James Tanton: Synthetic Division: How to understand it by NOT doing it! (VIDEO!)

The following link contains notes showing more examples of Tanton’s division.  These examples ultimately lead to a deductive proof of the power rule for finding derivatives; read through carefully.

Proof of Power Rule – Samuelson

Our lighthouse problem represents cyclic motion; the function describing this will therefore be a sinusoidal function, perhaps represented by  y=sin(x).   Since we are asked to determine instantaneous velocity at a given point, the derivative of the function will be required.  The four pages of notes found in the link below describe the process of finding that derivative.

Fundamental Trig. Limits – Samuelson


The last thing we need in place so that we can solve our lighthouse problem is the “Chain Rule”.  You’ve already seen the Power Rule and its proof; this rule is inherent in all of Differential Calculus and, as such, will be utilized within the Chain Rule as well.  Clicking on the link below will take you to notes describing this rule and two others; the Product Rule and the Quotient Rule.  I will post examples using these rules to find derivatives of various functions at a later date.

Product, Quotient & Chain Rules – Samuelson

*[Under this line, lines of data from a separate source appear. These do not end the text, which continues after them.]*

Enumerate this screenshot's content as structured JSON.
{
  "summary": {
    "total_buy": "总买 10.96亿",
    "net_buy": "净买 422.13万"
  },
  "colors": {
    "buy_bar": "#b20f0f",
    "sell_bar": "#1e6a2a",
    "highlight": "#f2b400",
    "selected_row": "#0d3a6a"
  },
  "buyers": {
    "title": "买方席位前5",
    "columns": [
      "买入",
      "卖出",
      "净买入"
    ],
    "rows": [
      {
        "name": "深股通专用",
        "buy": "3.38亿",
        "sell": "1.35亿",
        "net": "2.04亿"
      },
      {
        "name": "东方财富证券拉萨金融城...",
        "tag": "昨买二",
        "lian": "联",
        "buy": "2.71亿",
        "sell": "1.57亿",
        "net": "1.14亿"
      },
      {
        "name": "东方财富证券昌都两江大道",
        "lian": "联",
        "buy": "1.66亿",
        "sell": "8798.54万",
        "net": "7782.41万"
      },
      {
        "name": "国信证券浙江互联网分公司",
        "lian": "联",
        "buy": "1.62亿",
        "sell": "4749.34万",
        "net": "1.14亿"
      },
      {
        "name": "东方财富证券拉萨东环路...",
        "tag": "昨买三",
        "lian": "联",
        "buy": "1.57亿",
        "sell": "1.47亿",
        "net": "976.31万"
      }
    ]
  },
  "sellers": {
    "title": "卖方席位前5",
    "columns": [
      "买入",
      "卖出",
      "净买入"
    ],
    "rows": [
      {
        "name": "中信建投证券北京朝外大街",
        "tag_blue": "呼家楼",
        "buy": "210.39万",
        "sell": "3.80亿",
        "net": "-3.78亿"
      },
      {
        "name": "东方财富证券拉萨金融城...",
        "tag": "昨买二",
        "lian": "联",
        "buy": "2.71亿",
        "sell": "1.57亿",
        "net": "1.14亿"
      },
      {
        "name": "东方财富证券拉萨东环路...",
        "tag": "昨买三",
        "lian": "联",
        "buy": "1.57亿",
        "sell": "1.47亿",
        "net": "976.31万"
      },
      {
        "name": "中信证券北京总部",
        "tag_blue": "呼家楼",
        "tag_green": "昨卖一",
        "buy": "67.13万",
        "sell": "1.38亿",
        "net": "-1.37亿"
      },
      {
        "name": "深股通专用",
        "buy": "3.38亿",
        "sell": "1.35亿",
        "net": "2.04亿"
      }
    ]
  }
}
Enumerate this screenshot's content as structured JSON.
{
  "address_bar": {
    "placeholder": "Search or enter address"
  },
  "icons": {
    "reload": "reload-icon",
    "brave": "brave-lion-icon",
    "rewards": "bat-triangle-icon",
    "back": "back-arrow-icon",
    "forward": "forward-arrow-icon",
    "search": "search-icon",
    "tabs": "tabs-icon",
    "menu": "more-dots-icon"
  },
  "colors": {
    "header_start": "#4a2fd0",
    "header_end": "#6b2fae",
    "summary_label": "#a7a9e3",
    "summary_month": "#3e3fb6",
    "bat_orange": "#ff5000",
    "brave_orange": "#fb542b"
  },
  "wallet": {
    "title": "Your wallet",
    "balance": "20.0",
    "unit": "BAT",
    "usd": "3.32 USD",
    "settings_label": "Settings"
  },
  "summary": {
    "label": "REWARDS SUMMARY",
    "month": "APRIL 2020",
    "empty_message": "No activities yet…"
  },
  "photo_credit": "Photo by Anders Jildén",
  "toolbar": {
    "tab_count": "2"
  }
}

We are getting ever closer to a meaningful solution to the lighthouse problem presented at the outset; the underlying logic behind this solution is very simple.  Several rules have been introduced and proven (hopefully to your satisfaction) and the concept of instantaneous velocity should now be firmly entrenched in your thought process.  In the notes below, I have given a few examples of functions; the differentiation rules are illustrated there in finding the correspnding derivatives.  I’ve also taken this opportunity to introduce “acceleration” from a “derivatives” perspective.

Applications of First & Second Derivatives – Samuelson


The notes contained in the link directly below introduce you to Implicit Differentiation and Related Rates; these rate problems will typically involve three variables, one of which is “time”.  Our lighthouse problem is, itself, a related rate and can be solved through the explicit process.  Having said that, the implicit procedure lends itself in a more consistent manner to a wide range of related rate problems.  Consequently, I thought it appropriate to describe that process at this time and provide examples of its use in solving several related rate problems.  These examples will provide the remaining tools required in completing your task.

Implicit Differentiation & Related Rates – Samuelson

Additional links for reference purposes are found below.

Implicit Differentiation

Related Rates

The solution to our lighthouse problem is shown on page 6 of the notes contained in the link directly below.  A description of how angular and linear velocity relate to one another occurs in the pages preceding that.  A firm understanding of this will enable you to reason your way to solution to all such “problems” in a much more meaningful way.

Angular & Linear Velocity – Samuelson

Our lighthouse problem has now been solved.  The procedures and thought patterns established through this process can be applied in the same manner to set up and solve many such problems; I may add some of those to this page at a later date.  For now, I will turn my attention to Integral Calculus; my goal in this will be to derive the arc length of a circle of given radius.

Please visit  James Tanton, The Republic of Math and Cut The Knot for all things related to Mathematics.

As a footnote to our exploration above, the link below may be of interest.

Superluminal Motion